If everything goes as planned, Little Tikes Co. soon will have a new owner, MGA Entertainment Inc.
Who is MGA Entertainment?
Most people, outside of the toy industry, have never heard of the company or its founder, Isaac Larian — not until you say the words “Bratz doll.” The sassily dressed dolls with the big, round eyes and cartoonish features have challenged Mattel Inc.'s Barbie. By hitting a bull's-eye with girls in the “tween”-aged category of 8 to 12, Isaac has made waves and won the respect of toy makers.
According to MGA's tag line, Bratz dolls have a “passion for fashion.”
The question now is: Will Larian have a passion for rotational molding? Larian clearly is a “toy-guy,” not a bean-counter. A good dose of entrepreneurial enthusiasm is just what Little Tikes and its 700 employees in Hudson, Ohio, need right now, after seven years of ownership by Newell Rubbermaid Inc., the publicly held giant that is cutting one-third of its 80 manufacturing factories and slashing 5,000 jobs.
Top executives made it clear they want to exit “resin-intensive” commodity products. (Can you say Little Tikes Cozy Coupe?)
Newell Rubbermaid leaders named their restructuring program Project Acceleration. It might as well be “Project Move Everything to China,” since that seems to be the plan. You need a score card to keep track of the plant closings, the tax abatement deals gone bad in recent years — many of them involving the plastics-heavy Rubbermaid Home Products.
But when it comes to Little Tikes, Newell Rubbermaid soon will be old news. The future lies with Larian. After the deal was announced Sept. 11, Larian issued a statement saying he was excited about buying Tikes. “We have not looked at the whole organization yet.

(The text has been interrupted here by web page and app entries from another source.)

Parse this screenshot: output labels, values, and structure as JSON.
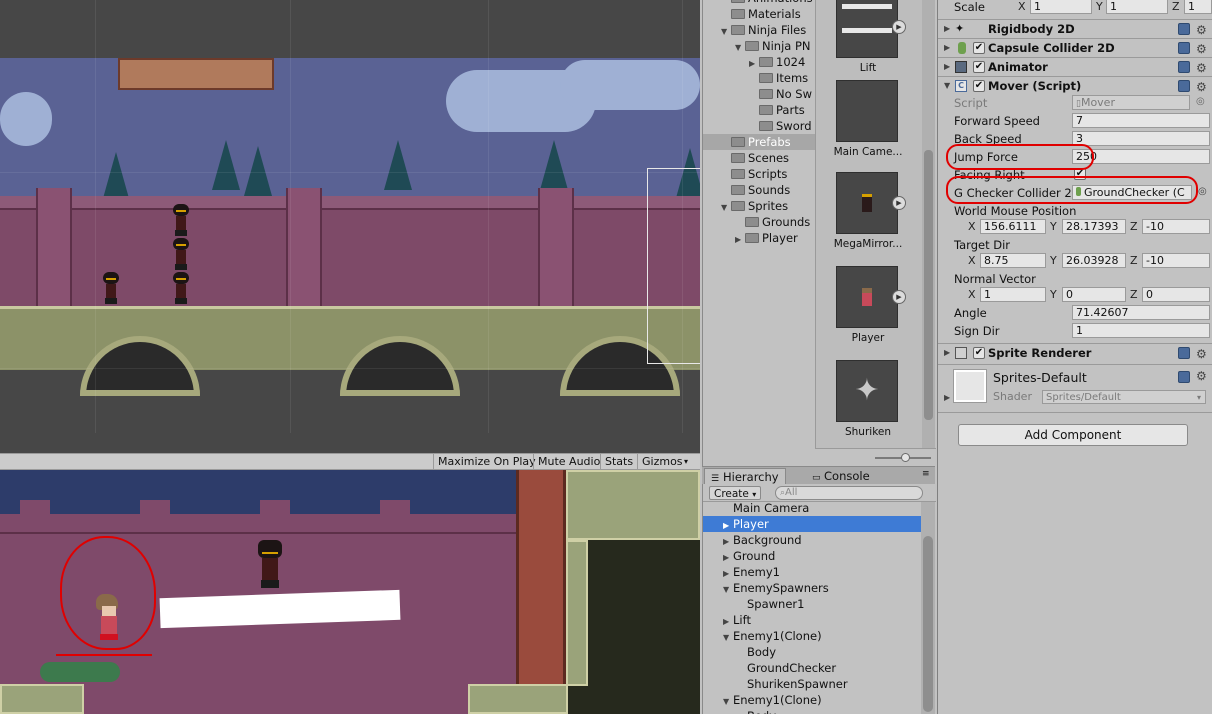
{
  "game_toolbar": {
    "maximize_on_play": "Maximize On Play",
    "mute_audio": "Mute Audio",
    "stats": "Stats",
    "gizmos": "Gizmos"
  },
  "project": {
    "tree": [
      {
        "label": "Animations",
        "indent": 0,
        "arrow": ""
      },
      {
        "label": "Materials",
        "indent": 0,
        "arrow": ""
      },
      {
        "label": "Ninja Files",
        "indent": 0,
        "arrow": "▼"
      },
      {
        "label": "Ninja PN",
        "indent": 1,
        "arrow": "▼"
      },
      {
        "label": "1024",
        "indent": 2,
        "arrow": "▶"
      },
      {
        "label": "Items",
        "indent": 2,
        "arrow": ""
      },
      {
        "label": "No Sw",
        "indent": 2,
        "arrow": ""
      },
      {
        "label": "Parts",
        "indent": 2,
        "arrow": ""
      },
      {
        "label": "Sword",
        "indent": 2,
        "arrow": ""
      },
      {
        "label": "Prefabs",
        "indent": 0,
        "arrow": "",
        "selected": true
      },
      {
        "label": "Scenes",
        "indent": 0,
        "arrow": ""
      },
      {
        "label": "Scripts",
        "indent": 0,
        "arrow": ""
      },
      {
        "label": "Sounds",
        "indent": 0,
        "arrow": ""
      },
      {
        "label": "Sprites",
        "indent": 0,
        "arrow": "▼"
      },
      {
        "label": "Grounds",
        "indent": 1,
        "arrow": ""
      },
      {
        "label": "Player",
        "indent": 1,
        "arrow": "▶"
      }
    ],
    "assets": [
      {
        "label": "Lift",
        "icon": "lift-prefab-icon",
        "play": true
      },
      {
        "label": "Main Came...",
        "icon": "camera-prefab-icon",
        "play": false
      },
      {
        "label": "MegaMirror...",
        "icon": "ninja-prefab-icon",
        "play": true
      },
      {
        "label": "Player",
        "icon": "player-prefab-icon",
        "play": true
      },
      {
        "label": "Shuriken",
        "icon": "shuriken-icon",
        "play": false
      }
    ]
  },
  "hierarchy": {
    "tabs": {
      "hierarchy": "Hierarchy",
      "console": "Console"
    },
    "create_label": "Create",
    "search_placeholder": "All",
    "rows": [
      {
        "label": "Main Camera",
        "indent": 0,
        "arrow": ""
      },
      {
        "label": "Player",
        "indent": 0,
        "arrow": "▶",
        "selected": true
      },
      {
        "label": "Background",
        "indent": 0,
        "arrow": "▶"
      },
      {
        "label": "Ground",
        "indent": 0,
        "arrow": "▶"
      },
      {
        "label": "Enemy1",
        "indent": 0,
        "arrow": "▶"
      },
      {
        "label": "EnemySpawners",
        "indent": 0,
        "arrow": "▼"
      },
      {
        "label": "Spawner1",
        "indent": 1,
        "arrow": ""
      },
      {
        "label": "Lift",
        "indent": 0,
        "arrow": "▶"
      },
      {
        "label": "Enemy1(Clone)",
        "indent": 0,
        "arrow": "▼"
      },
      {
        "label": "Body",
        "indent": 1,
        "arrow": ""
      },
      {
        "label": "GroundChecker",
        "indent": 1,
        "arrow": ""
      },
      {
        "label": "ShurikenSpawner",
        "indent": 1,
        "arrow": ""
      },
      {
        "label": "Enemy1(Clone)",
        "indent": 0,
        "arrow": "▼"
      },
      {
        "label": "Body",
        "indent": 1,
        "arrow": ""
      }
    ]
  },
  "inspector": {
    "scale": {
      "label": "Scale",
      "x": "1",
      "y": "1",
      "z": "1"
    },
    "components": {
      "rigidbody": "Rigidbody 2D",
      "capsule": "Capsule Collider 2D",
      "animator": "Animator",
      "mover": "Mover (Script)",
      "sprite_renderer": "Sprite Renderer"
    },
    "mover": {
      "script_label": "Script",
      "script_value": "Mover",
      "forward_speed_label": "Forward Speed",
      "forward_speed": "7",
      "back_speed_label": "Back Speed",
      "back_speed": "3",
      "jump_force_label": "Jump Force",
      "jump_force": "250",
      "facing_right_label": "Facing Right",
      "facing_right_check": "✔",
      "g_checker_label": "G Checker Collider 2",
      "g_checker_value": "GroundChecker (C",
      "world_mouse_label": "World Mouse Position",
      "world_mouse": {
        "x": "156.6111",
        "y": "28.17393",
        "z": "-10"
      },
      "target_dir_label": "Target Dir",
      "target_dir": {
        "x": "8.75",
        "y": "26.03928",
        "z": "-10"
      },
      "normal_vector_label": "Normal Vector",
      "normal_vector": {
        "x": "1",
        "y": "0",
        "z": "0"
      },
      "angle_label": "Angle",
      "angle": "71.42607",
      "sign_dir_label": "Sign Dir",
      "sign_dir": "1"
    },
    "material": {
      "name": "Sprites-Default",
      "shader_label": "Shader",
      "shader_value": "Sprites/Default"
    },
    "add_component": "Add Component",
    "axes": {
      "x": "X",
      "y": "Y",
      "z": "Z"
    }
  },
  "colors": {
    "selection": "#3e7bd5",
    "annotation_red": "#e00000",
    "panel_bg": "#c2c2c2"
  }
}
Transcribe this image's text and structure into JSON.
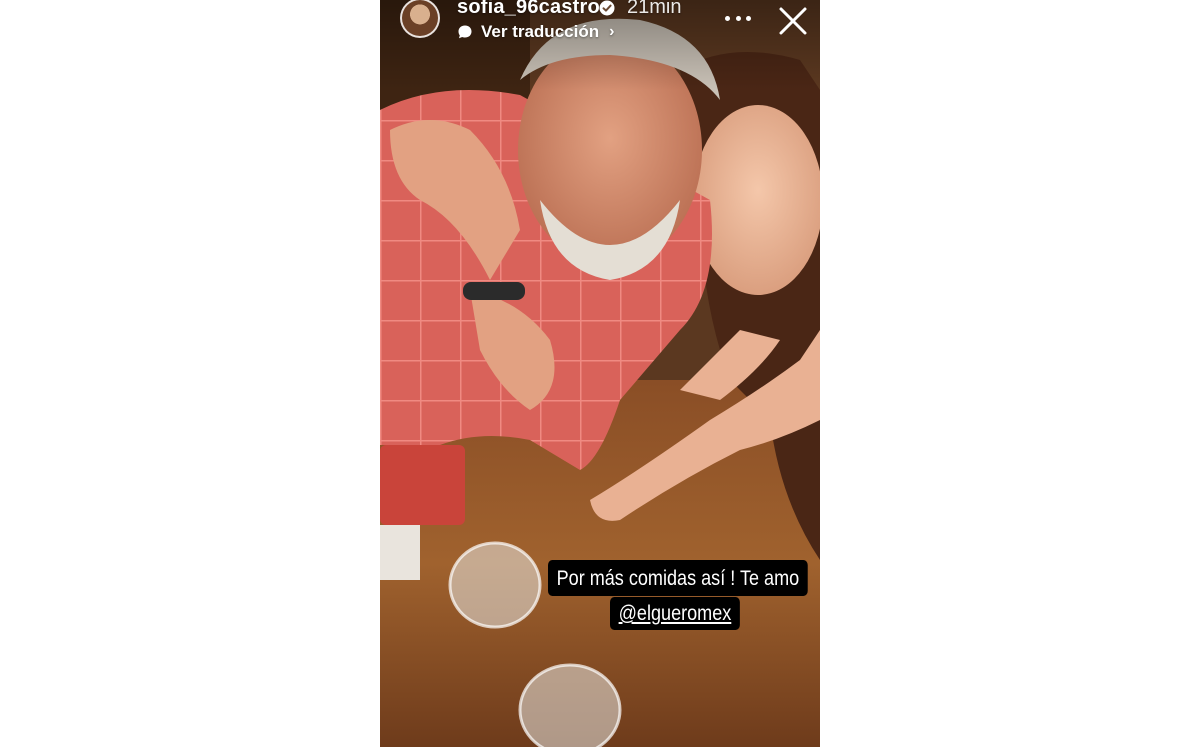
{
  "story": {
    "username": "sofia_96castro",
    "time_ago": "21min",
    "translate_label": "Ver traducción",
    "caption_line1": "Por más comidas así ! Te amo",
    "caption_mention": "@elgueromex"
  },
  "icons": {
    "verified": "verified-badge-icon",
    "translate": "speech-bubble-icon",
    "more": "more-options-icon",
    "close": "close-icon"
  },
  "colors": {
    "caption_bg": "#000000",
    "caption_text": "#ffffff",
    "page_bg": "#ffffff"
  }
}
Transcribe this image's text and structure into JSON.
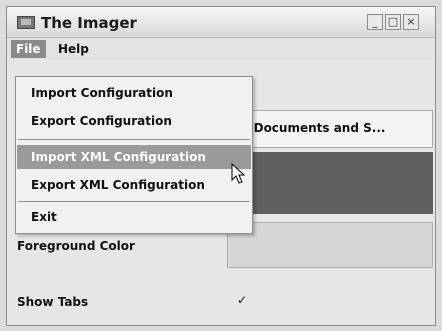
{
  "window": {
    "title": "The Imager"
  },
  "title_buttons": {
    "minimize": "_",
    "maximize": "□",
    "close": "×"
  },
  "menubar": {
    "file": "File",
    "help": "Help"
  },
  "file_menu": {
    "items": [
      "Import Configuration",
      "Export Configuration",
      "Import XML Configuration",
      "Export XML Configuration",
      "Exit"
    ],
    "hovered": "Import XML Configuration"
  },
  "form": {
    "path_value": "C:Documents and S...",
    "foreground_label": "Foreground Color",
    "show_tabs_label": "Show Tabs",
    "show_tabs_checked": true,
    "check_mark": "✓"
  },
  "colors": {
    "dark_band": "#5f5f5f",
    "menu_highlight": "#9a9a9a"
  }
}
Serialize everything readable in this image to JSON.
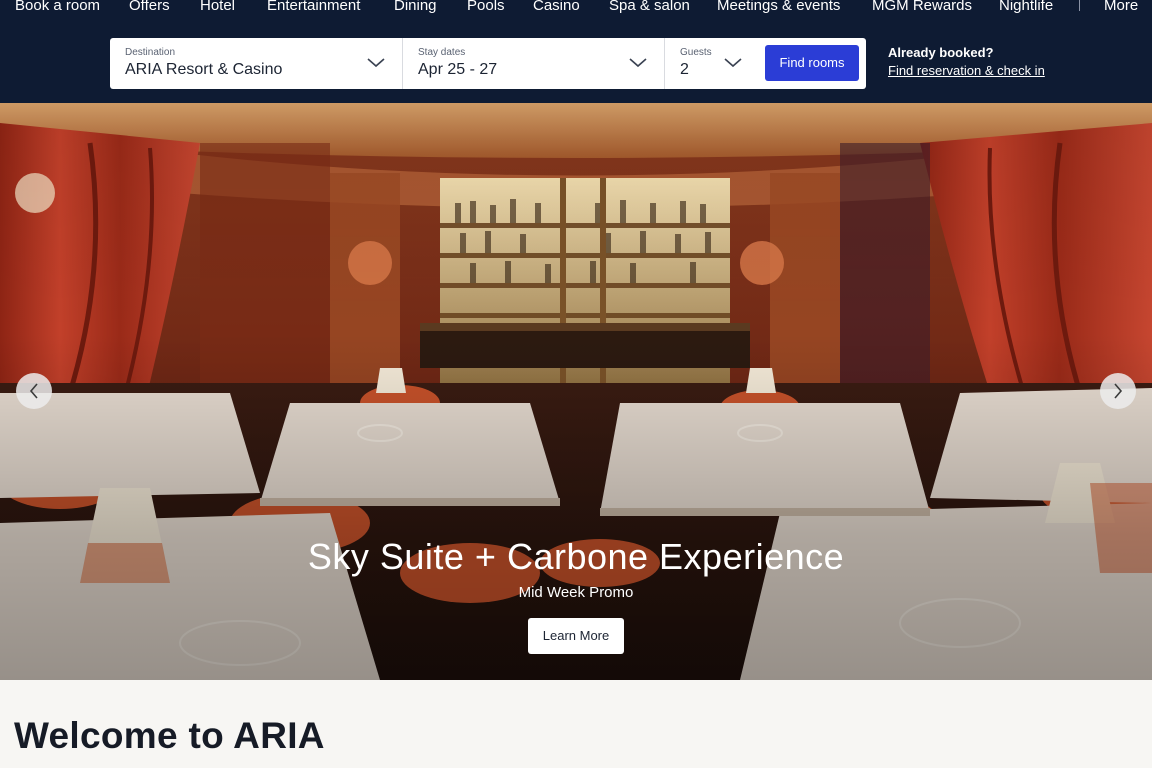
{
  "nav": {
    "items": [
      "Book a room",
      "Offers",
      "Hotel",
      "Entertainment",
      "Dining",
      "Pools",
      "Casino",
      "Spa & salon",
      "Meetings & events",
      "MGM Rewards",
      "Nightlife"
    ],
    "more": "More"
  },
  "booking": {
    "destination": {
      "label": "Destination",
      "value": "ARIA Resort & Casino"
    },
    "dates": {
      "label": "Stay dates",
      "value": "Apr 25 - 27"
    },
    "guests": {
      "label": "Guests",
      "value": "2"
    },
    "find_label": "Find rooms"
  },
  "account": {
    "already_booked": "Already booked?",
    "find_reservation": "Find reservation & check in"
  },
  "hero": {
    "title": "Sky Suite + Carbone Experience",
    "subtitle": "Mid Week Promo",
    "cta": "Learn More",
    "prev_icon": "chevron-left-icon",
    "next_icon": "chevron-right-icon"
  },
  "welcome": {
    "title": "Welcome to ARIA"
  },
  "colors": {
    "header_bg": "#0e1b33",
    "accent_button": "#2b3dd6",
    "page_bg": "#f7f6f3"
  }
}
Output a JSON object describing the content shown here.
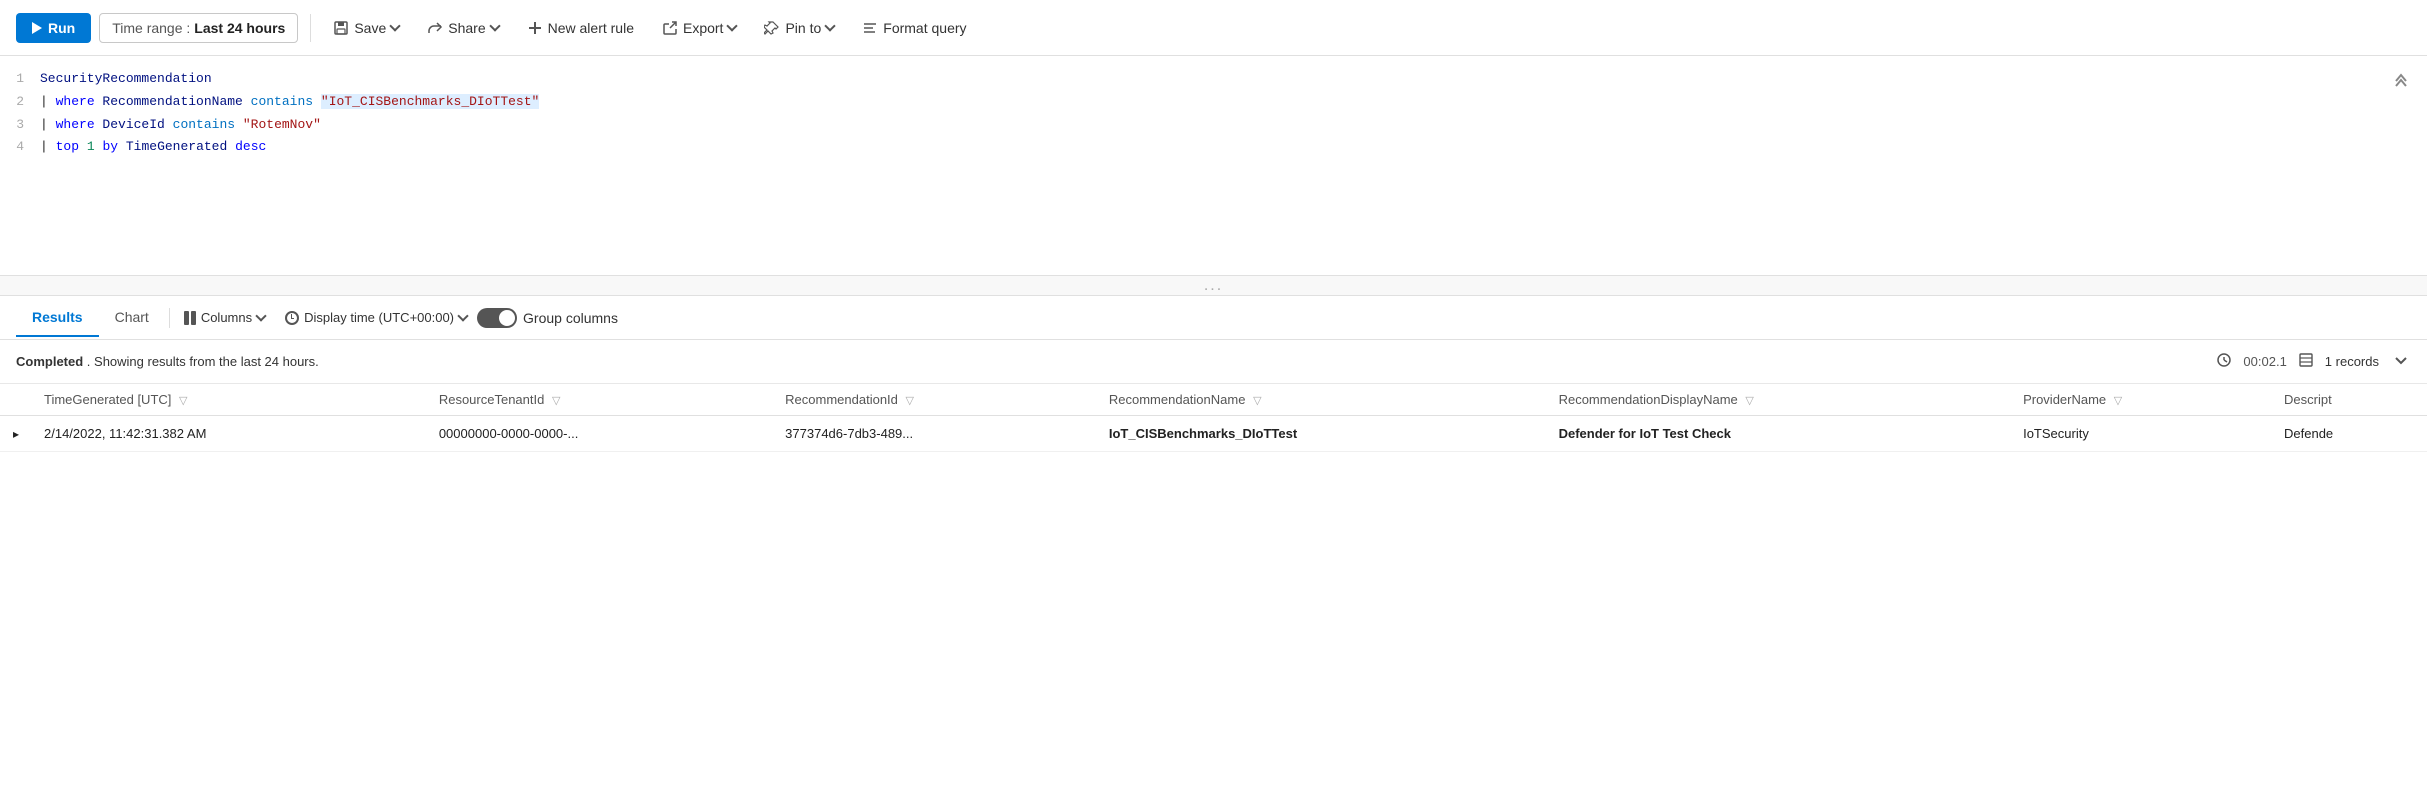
{
  "toolbar": {
    "run_label": "Run",
    "time_range_label": "Time range :",
    "time_range_value": "Last 24 hours",
    "save_label": "Save",
    "share_label": "Share",
    "new_alert_label": "New alert rule",
    "export_label": "Export",
    "pin_to_label": "Pin to",
    "format_query_label": "Format query"
  },
  "editor": {
    "lines": [
      {
        "num": "1",
        "content": "SecurityRecommendation"
      },
      {
        "num": "2",
        "content": "| where RecommendationName contains \"IoT_CISBenchmarks_DIoTTest\""
      },
      {
        "num": "3",
        "content": "| where DeviceId contains \"RotemNov\""
      },
      {
        "num": "4",
        "content": "| top 1 by TimeGenerated desc"
      }
    ]
  },
  "drag_handle": "...",
  "results": {
    "tab_results": "Results",
    "tab_chart": "Chart",
    "columns_label": "Columns",
    "display_time_label": "Display time (UTC+00:00)",
    "group_columns_label": "Group columns",
    "status_completed": "Completed",
    "status_text": ". Showing results from the last 24 hours.",
    "duration": "00:02.1",
    "records_count": "1 records",
    "columns": [
      {
        "id": "timegen",
        "label": "TimeGenerated [UTC]"
      },
      {
        "id": "resourcetenant",
        "label": "ResourceTenantId"
      },
      {
        "id": "recommendationid",
        "label": "RecommendationId"
      },
      {
        "id": "recommendationname",
        "label": "RecommendationName"
      },
      {
        "id": "recommendationdisplayname",
        "label": "RecommendationDisplayName"
      },
      {
        "id": "providername",
        "label": "ProviderName"
      },
      {
        "id": "description",
        "label": "Descript"
      }
    ],
    "rows": [
      {
        "timegen": "2/14/2022, 11:42:31.382 AM",
        "resourcetenant": "00000000-0000-0000-...",
        "recommendationid": "377374d6-7db3-489...",
        "recommendationname": "IoT_CISBenchmarks_DIoTTest",
        "recommendationdisplayname": "Defender for IoT Test Check",
        "providername": "IoTSecurity",
        "description": "Defende"
      }
    ]
  }
}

For sure, the manufacturing and warehousing will stay in Ohio,” he said.
Bratz dolls are made in China, like nearly all toys these days. How will Larian handle one of the last toy factories left in the United States? Tikes uses the labor-intensive rotomolding process to make big parts with a lot of polyethylene, which saw prices shoot up as much as 50 percent after last year's hurricanes.
The rotomolding industry will be watching closely — especially Tom Murdough, who founded Little Tikes and created a new toy category. He sold Tikes to Rubbermaid Inc. in 1984, stayed on for five years, then quit after disagreements with Rubbermaid management. In 1991, he started Step2 Co. Today Step2 is located only about five miles from Tikes, its archrival.
The Step2-Little Tikes competition is intense. But Isaac Larian and Tom Murdough appear to share key traits — most importantly, a love of toys and a spirit of innovation.
What remains to be seen is whether Larian also shares a commitment — long term — to making rotomolded toys in the United States. Given high resin prices, retailers squeezing the toy makers, and competition from video games, profit margins are under severe pressure for makers of the large, hollow toys.
We'll see if Larian has the stomach for it. Newell Rubbermaid did not. But his zeal for toys, in a rough-and-tumble industry full of huge competitors, could be the best news for Little Tikes and its employees.